> [Task brief]:
Some lines in the listing may contain the word "dragon". Say how many, with the number alone.

> [Material shown]:
──────────────────────────────
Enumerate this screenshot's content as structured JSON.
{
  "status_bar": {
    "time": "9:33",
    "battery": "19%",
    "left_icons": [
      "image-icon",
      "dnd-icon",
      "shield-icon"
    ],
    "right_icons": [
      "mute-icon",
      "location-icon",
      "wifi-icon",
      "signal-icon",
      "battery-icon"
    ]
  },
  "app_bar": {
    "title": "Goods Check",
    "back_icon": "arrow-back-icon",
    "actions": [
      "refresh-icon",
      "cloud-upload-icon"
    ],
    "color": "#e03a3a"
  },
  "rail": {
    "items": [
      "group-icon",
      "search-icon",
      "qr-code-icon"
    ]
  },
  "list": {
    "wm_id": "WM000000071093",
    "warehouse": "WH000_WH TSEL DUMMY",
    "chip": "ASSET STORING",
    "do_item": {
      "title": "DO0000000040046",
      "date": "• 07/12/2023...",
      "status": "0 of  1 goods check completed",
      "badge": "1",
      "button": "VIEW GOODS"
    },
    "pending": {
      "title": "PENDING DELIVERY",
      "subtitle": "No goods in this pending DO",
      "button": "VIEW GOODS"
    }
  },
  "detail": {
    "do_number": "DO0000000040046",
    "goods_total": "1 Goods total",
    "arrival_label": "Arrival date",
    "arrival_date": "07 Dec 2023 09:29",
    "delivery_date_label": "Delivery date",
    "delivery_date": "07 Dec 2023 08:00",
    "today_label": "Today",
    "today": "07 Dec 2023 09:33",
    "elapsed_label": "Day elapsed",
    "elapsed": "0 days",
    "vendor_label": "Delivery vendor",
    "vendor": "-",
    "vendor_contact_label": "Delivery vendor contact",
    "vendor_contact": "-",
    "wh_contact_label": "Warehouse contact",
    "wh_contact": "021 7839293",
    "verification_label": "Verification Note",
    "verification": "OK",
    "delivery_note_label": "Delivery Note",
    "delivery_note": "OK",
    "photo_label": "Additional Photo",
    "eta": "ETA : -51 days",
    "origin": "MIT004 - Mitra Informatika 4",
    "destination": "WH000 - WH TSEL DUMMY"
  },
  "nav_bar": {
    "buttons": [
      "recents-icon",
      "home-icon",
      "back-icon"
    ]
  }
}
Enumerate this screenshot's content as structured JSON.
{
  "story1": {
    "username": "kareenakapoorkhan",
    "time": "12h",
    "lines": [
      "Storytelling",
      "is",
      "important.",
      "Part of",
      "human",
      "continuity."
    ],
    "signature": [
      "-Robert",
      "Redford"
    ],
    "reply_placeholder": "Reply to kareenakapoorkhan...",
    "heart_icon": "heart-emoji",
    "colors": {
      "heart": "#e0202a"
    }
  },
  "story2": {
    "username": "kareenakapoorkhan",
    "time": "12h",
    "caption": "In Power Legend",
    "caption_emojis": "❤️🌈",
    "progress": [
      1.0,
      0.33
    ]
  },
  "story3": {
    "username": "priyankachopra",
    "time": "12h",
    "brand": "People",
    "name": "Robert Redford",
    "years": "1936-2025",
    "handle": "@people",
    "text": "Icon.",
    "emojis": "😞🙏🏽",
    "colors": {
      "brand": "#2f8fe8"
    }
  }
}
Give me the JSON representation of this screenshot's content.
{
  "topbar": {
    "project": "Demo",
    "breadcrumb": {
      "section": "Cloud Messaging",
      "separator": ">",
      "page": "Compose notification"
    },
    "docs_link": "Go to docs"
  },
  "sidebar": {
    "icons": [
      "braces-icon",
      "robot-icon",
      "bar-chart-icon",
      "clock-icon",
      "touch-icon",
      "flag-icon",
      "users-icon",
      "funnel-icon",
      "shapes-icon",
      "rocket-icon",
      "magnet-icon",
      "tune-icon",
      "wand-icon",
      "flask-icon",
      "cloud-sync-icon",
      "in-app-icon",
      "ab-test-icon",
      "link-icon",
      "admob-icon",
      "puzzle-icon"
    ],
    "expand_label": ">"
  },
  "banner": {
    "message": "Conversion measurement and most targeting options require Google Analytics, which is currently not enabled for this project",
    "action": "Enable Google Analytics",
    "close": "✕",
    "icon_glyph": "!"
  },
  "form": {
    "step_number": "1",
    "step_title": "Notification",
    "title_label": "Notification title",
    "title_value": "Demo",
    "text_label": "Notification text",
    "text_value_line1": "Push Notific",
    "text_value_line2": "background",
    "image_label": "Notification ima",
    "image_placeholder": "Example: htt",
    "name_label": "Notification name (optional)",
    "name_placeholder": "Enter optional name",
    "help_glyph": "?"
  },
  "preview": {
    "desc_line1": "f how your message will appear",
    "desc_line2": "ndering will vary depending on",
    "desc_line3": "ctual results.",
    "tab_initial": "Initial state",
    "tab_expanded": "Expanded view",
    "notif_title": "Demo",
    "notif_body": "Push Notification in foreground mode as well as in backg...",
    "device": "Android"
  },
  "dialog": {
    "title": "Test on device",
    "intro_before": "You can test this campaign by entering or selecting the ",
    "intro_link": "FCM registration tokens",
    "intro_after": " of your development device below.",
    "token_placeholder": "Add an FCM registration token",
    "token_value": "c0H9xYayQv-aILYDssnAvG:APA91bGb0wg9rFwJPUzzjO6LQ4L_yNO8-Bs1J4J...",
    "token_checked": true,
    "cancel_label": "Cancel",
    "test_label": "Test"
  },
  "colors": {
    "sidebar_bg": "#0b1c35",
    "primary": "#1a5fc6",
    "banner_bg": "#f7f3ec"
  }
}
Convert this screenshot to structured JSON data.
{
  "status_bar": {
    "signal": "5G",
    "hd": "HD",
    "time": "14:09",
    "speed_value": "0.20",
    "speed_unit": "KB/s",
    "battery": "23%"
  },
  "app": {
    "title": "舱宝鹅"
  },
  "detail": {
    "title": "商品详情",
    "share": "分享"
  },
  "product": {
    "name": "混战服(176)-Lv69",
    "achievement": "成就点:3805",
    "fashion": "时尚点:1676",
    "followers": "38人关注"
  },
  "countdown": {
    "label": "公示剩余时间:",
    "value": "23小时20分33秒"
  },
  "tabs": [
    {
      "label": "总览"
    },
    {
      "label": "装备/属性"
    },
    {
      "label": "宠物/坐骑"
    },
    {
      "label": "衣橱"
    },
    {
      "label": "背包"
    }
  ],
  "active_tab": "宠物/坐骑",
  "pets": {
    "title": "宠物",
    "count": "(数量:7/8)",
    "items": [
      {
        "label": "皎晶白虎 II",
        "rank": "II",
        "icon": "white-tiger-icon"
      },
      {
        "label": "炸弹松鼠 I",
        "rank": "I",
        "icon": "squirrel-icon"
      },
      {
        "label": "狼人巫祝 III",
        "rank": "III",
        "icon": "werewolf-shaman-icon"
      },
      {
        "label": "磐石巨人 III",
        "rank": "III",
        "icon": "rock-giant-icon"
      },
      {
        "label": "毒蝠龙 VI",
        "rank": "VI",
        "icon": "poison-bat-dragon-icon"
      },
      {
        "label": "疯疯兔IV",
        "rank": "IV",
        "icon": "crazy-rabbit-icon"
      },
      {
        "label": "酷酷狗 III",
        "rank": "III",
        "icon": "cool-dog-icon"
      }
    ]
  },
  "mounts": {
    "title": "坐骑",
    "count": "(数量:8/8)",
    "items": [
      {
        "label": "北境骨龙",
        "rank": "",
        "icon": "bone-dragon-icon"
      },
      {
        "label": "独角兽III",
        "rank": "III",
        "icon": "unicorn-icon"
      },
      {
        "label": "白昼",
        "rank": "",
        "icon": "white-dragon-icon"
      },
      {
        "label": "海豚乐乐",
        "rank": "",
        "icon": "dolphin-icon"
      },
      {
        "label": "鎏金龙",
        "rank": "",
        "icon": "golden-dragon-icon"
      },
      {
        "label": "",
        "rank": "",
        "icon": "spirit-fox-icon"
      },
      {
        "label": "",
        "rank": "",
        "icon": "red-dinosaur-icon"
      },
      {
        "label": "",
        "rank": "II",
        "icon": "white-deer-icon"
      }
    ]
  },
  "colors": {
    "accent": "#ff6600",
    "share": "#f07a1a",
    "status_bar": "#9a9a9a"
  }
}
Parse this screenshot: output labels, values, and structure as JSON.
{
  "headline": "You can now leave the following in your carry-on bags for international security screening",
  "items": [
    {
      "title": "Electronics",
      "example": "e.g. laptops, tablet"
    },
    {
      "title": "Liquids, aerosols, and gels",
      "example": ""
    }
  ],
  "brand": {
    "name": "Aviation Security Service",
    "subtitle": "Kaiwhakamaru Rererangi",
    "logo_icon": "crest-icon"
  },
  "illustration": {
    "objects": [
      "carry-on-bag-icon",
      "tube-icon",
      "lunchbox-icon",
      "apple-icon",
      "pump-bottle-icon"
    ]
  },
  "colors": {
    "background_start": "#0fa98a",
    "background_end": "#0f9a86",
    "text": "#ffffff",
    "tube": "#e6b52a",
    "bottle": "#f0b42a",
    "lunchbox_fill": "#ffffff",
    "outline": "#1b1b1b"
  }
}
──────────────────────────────
> [Solution to this task]:
4